integral part of this plan. See extracts from 616 objections so far and
about it here.
NB - Fairfax (the land promoter of Nolands
Farm) is a different company to Welbeck (land promoter for Eton
College's new town). The closeness of timing and sites was originally just a
coincidence. But Fairfax did reply in a site meeting question in April that
they had had talks about this site with Welbeck.
speculative developers have a common interest in smashing apart the limits of
the local plans in any way that they can. And it is reasonable to assume that
if they can colloborate as frenemies - while still maintaining their
own business and legal interests - then that's what objectors should assume will
It's not just objectors who can form alliances and groups.
Developers are clever too.
So - if you've been wondering why I
sometimes rabbit on about "Nolands" when you've come here to read
about the "Eton new town" - it's because they are closely linked plots
- dramatically in story telling terms and planningwarfarewise
- on the ground in real life too.
3 planning hotspots along North

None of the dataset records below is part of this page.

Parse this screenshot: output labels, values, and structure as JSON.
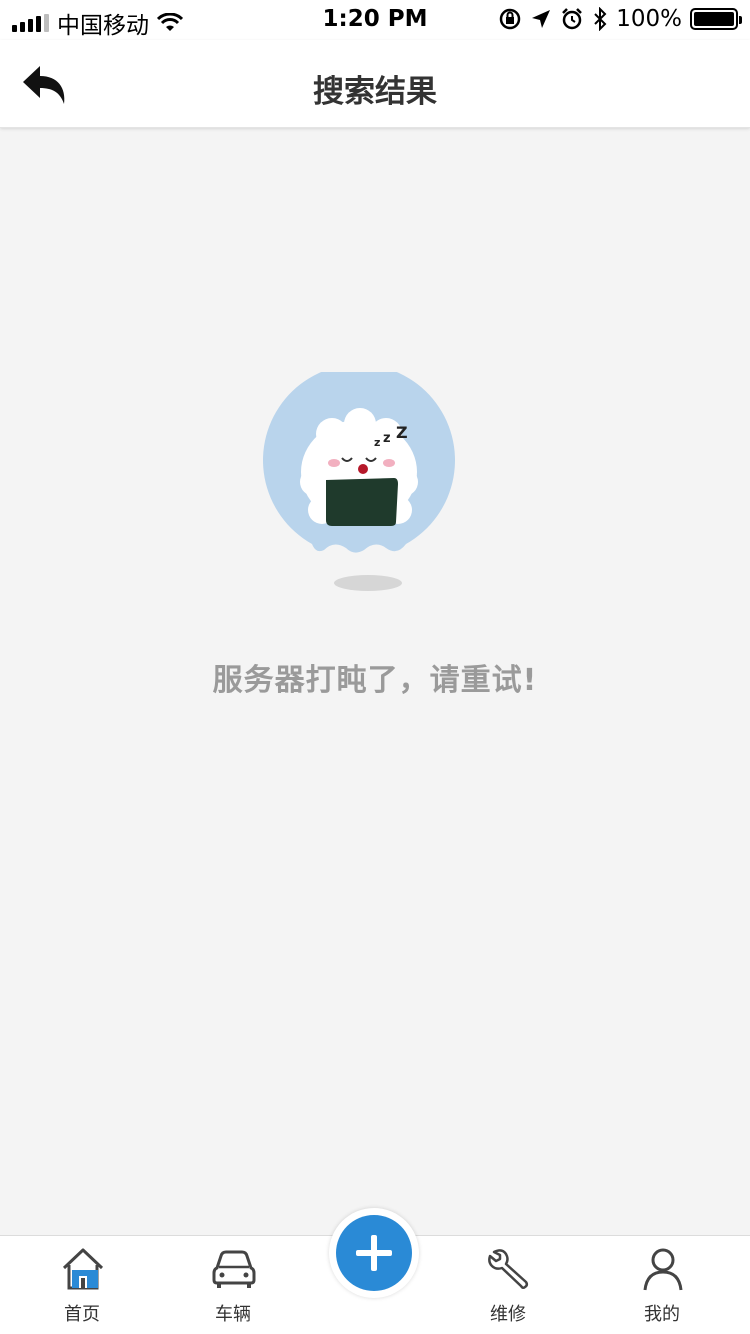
{
  "status_bar": {
    "carrier": "中国移动",
    "time": "1:20 PM",
    "battery": "100%"
  },
  "nav": {
    "title": "搜索结果"
  },
  "main": {
    "message": "服务器打盹了，请重试!"
  },
  "tabs": [
    {
      "label": "首页",
      "icon": "home-icon",
      "active": true
    },
    {
      "label": "车辆",
      "icon": "car-icon"
    },
    {
      "label": "维修",
      "icon": "wrench-icon"
    },
    {
      "label": "我的",
      "icon": "user-icon"
    }
  ],
  "colors": {
    "accent": "#2a8ad6",
    "background": "#f4f4f4",
    "illustration_circle": "#b9d4ec",
    "message_text": "#9a9a9a"
  }
}
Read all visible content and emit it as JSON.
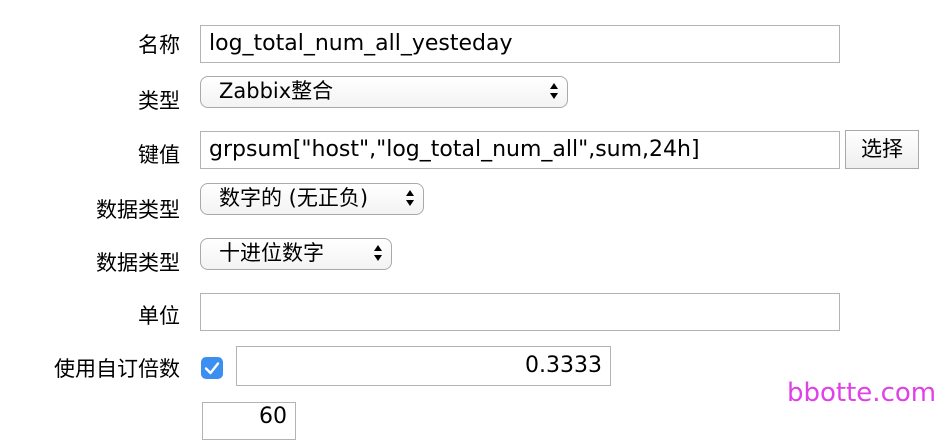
{
  "form": {
    "name": {
      "label": "名称",
      "value": "log_total_num_all_yesteday"
    },
    "type": {
      "label": "类型",
      "selected": "Zabbix整合"
    },
    "key": {
      "label": "键值",
      "value": "grpsum[\"host\",\"log_total_num_all\",sum,24h]",
      "select_button": "选择"
    },
    "value_type": {
      "label": "数据类型",
      "selected": "数字的 (无正负)"
    },
    "data_format": {
      "label": "数据类型",
      "selected": "十进位数字"
    },
    "units": {
      "label": "单位",
      "value": ""
    },
    "multiplier": {
      "label": "使用自订倍数",
      "checked": true,
      "value": "0.3333"
    },
    "update_interval": {
      "value": "60"
    }
  },
  "watermark": "bbotte.com",
  "colors": {
    "checkbox": "#3b8ff0",
    "watermark": "#e040e8"
  }
}
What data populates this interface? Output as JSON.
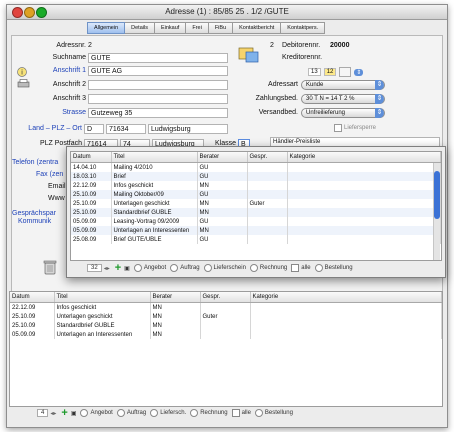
{
  "window": {
    "title": "Adresse (1) : 85/85 25 . 1/2 /GUTE"
  },
  "tabs": [
    "Allgemein",
    "Details",
    "Einkauf",
    "Frei",
    "FiBu",
    "Kontaktbericht",
    "Kontaktpers."
  ],
  "form": {
    "adressnr_label": "Adressnr.",
    "adressnr_value": "2",
    "suchname_label": "Suchname",
    "suchname_value": "GUTE",
    "anschrift1_label": "Anschrift 1",
    "anschrift1_value": "GUTE AG",
    "anschrift2_label": "Anschrift 2",
    "anschrift3_label": "Anschrift 3",
    "strasse_label": "Strasse",
    "strasse_value": "Gutzeweg 35",
    "land_label": "Land – PLZ – Ort",
    "land_value": "D",
    "plz_value": "71634",
    "ort_value": "Ludwigsburg",
    "postfach_label": "PLZ Postfach",
    "postfach_value": "71614",
    "postfach_nr": "74",
    "postfach_ort": "Ludwigsburg",
    "klasse_label": "Klasse",
    "klasse_value": "B",
    "debitor_num": "2",
    "debitor_label": "Debitorennr.",
    "debitor_value": "20000",
    "kreditor_label": "Kreditorennr.",
    "adressart_label": "Adressart",
    "adressart_value": "Kunde",
    "zahlung_label": "Zahlungsbed.",
    "zahlung_value": "30 T N = 14 T 2 %",
    "versand_label": "Versandbed.",
    "versand_value": "Unfreilieferung",
    "lieferspere_label": "Liefersperre",
    "haendler_label": "Händler-Preisliste",
    "counter1": "13",
    "counter2": "12"
  },
  "side_links": {
    "telefon": "Telefon (zentra",
    "fax": "Fax (zen",
    "email": "Email",
    "www": "Www",
    "gespraech": "Gesprächspar",
    "kommunik": "Kommunik"
  },
  "popup": {
    "columns": [
      "Datum",
      "Titel",
      "Berater",
      "Gespr.",
      "Kategorie"
    ],
    "rows": [
      [
        "14.04.10",
        "Mailing 4/2010",
        "GU",
        "",
        ""
      ],
      [
        "18.03.10",
        "Brief",
        "GU",
        "",
        ""
      ],
      [
        "22.12.09",
        "Infos geschickt",
        "MN",
        "",
        ""
      ],
      [
        "25.10.09",
        "Mailing Oktober/09",
        "GU",
        "",
        ""
      ],
      [
        "25.10.09",
        "Unterlagen geschickt",
        "MN",
        "Guter",
        ""
      ],
      [
        "25.10.09",
        "Standardbrief GUBLE",
        "MN",
        "",
        ""
      ],
      [
        "05.09.09",
        "Leasing-Vortrag 09/2009",
        "GU",
        "",
        ""
      ],
      [
        "05.09.09",
        "Unterlagen an Interessenten",
        "MN",
        "",
        ""
      ],
      [
        "25.08.09",
        "Brief GUTE/UBLE",
        "GU",
        "",
        ""
      ]
    ],
    "count": "32",
    "options": [
      "Angebot",
      "Auftrag",
      "Lieferschein",
      "Rechnung",
      "alle",
      "Bestellung"
    ]
  },
  "bottom_table": {
    "columns": [
      "Datum",
      "Titel",
      "Berater",
      "Gespr.",
      "Kategorie"
    ],
    "rows": [
      [
        "22.12.09",
        "Infos geschickt",
        "MN",
        "",
        ""
      ],
      [
        "25.10.09",
        "Unterlagen geschickt",
        "MN",
        "Guter",
        ""
      ],
      [
        "25.10.09",
        "Standardbrief GUBLE",
        "MN",
        "",
        ""
      ],
      [
        "05.09.09",
        "Unterlagen an Interessenten",
        "MN",
        "",
        ""
      ]
    ],
    "count": "4",
    "options": [
      "Angebot",
      "Auftrag",
      "Liefersch.",
      "Rechnung",
      "alle",
      "Bestellung"
    ]
  },
  "icons": {
    "close": "close-icon",
    "minimize": "minimize-icon",
    "zoom": "zoom-icon",
    "trash": "trash-icon",
    "add": "plus-icon",
    "colors": {
      "close": "#e0443e",
      "minimize": "#dea123",
      "zoom": "#1aab29",
      "link": "#1d41b8",
      "tab_active": "#9fc0ee"
    }
  }
}
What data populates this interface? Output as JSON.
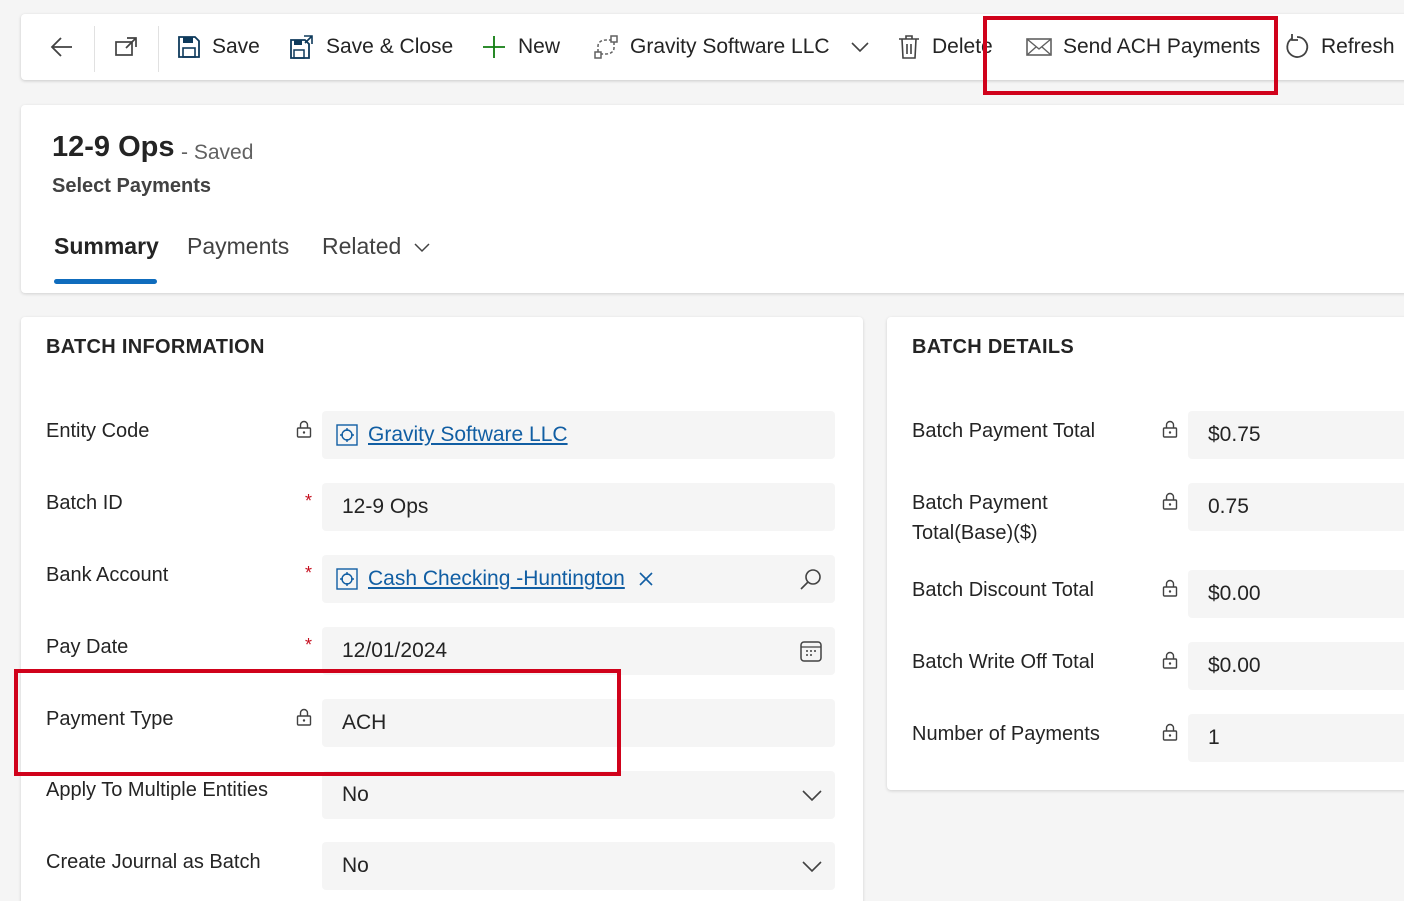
{
  "toolbar": {
    "save_label": "Save",
    "save_close_label": "Save & Close",
    "new_label": "New",
    "entity_label": "Gravity Software LLC",
    "delete_label": "Delete",
    "send_ach_label": "Send ACH Payments",
    "refresh_label": "Refresh"
  },
  "header": {
    "title": "12-9 Ops",
    "status": "- Saved",
    "subtitle": "Select Payments",
    "tabs": [
      {
        "label": "Summary",
        "active": true
      },
      {
        "label": "Payments",
        "active": false
      },
      {
        "label": "Related",
        "active": false
      }
    ]
  },
  "batch_info": {
    "title": "BATCH INFORMATION",
    "fields": [
      {
        "label": "Entity Code",
        "value": "Gravity Software LLC",
        "kind": "locked-lookup"
      },
      {
        "label": "Batch ID",
        "value": "12-9 Ops",
        "kind": "required-text"
      },
      {
        "label": "Bank Account",
        "value": "Cash Checking -Huntington",
        "kind": "required-lookup"
      },
      {
        "label": "Pay Date",
        "value": "12/01/2024",
        "kind": "required-date"
      },
      {
        "label": "Payment Type",
        "value": "ACH",
        "kind": "locked-text"
      },
      {
        "label": "Apply To Multiple Entities",
        "value": "No",
        "kind": "select"
      },
      {
        "label": "Create Journal as Batch",
        "value": "No",
        "kind": "select"
      }
    ]
  },
  "batch_details": {
    "title": "BATCH DETAILS",
    "fields": [
      {
        "label": "Batch Payment Total",
        "value": "$0.75"
      },
      {
        "label": "Batch Payment Total(Base)($)",
        "label_line1": "Batch Payment",
        "label_line2": "Total(Base)($)",
        "value": "0.75"
      },
      {
        "label": "Batch Discount Total",
        "value": "$0.00"
      },
      {
        "label": "Batch Write Off Total",
        "value": "$0.00"
      },
      {
        "label": "Number of Payments",
        "value": "1"
      }
    ]
  },
  "required_marker": "*",
  "colors": {
    "accent": "#0f6cbd",
    "link": "#115ea3",
    "highlight": "#d0021b",
    "required": "#c50f1f",
    "new_icon": "#107c10"
  },
  "icons": [
    "back-arrow-icon",
    "open-new-window-icon",
    "save-icon",
    "save-close-icon",
    "plus-icon",
    "flow-icon",
    "chevron-down-icon",
    "trash-icon",
    "mail-icon",
    "refresh-icon",
    "lock-icon",
    "entity-record-icon",
    "search-icon",
    "calendar-icon",
    "clear-x-icon"
  ]
}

Barnes Lane? - is discussed in my earlier blog
the simple ma££s
of planning gain
many more Sussex's can we afford to lose? |
GB lost an area of
grassland to urbanisation bigger than Sussex and Suffolk combined in just 25
years - according to a satellite based research study and report by UKCEH.
One cause? £2 million / acre gain in value by land promoters getting
planning permission to redesignate fields for houses in Sussex. ...read
more on facebook
|No Eton New Town - say signs in the lanes|
May 10, 2021 - Signs are appearing in the lanes around East Chiltington to
grab the attention of visitors to warn that this countryside will be lost
if Eton College makes any progress with its new town plan. ...read the
the simple ma££s
of planning gain
XXX [insert] Lewes planning person
1st sightings of
Armageddon - Eton's new town Etongrad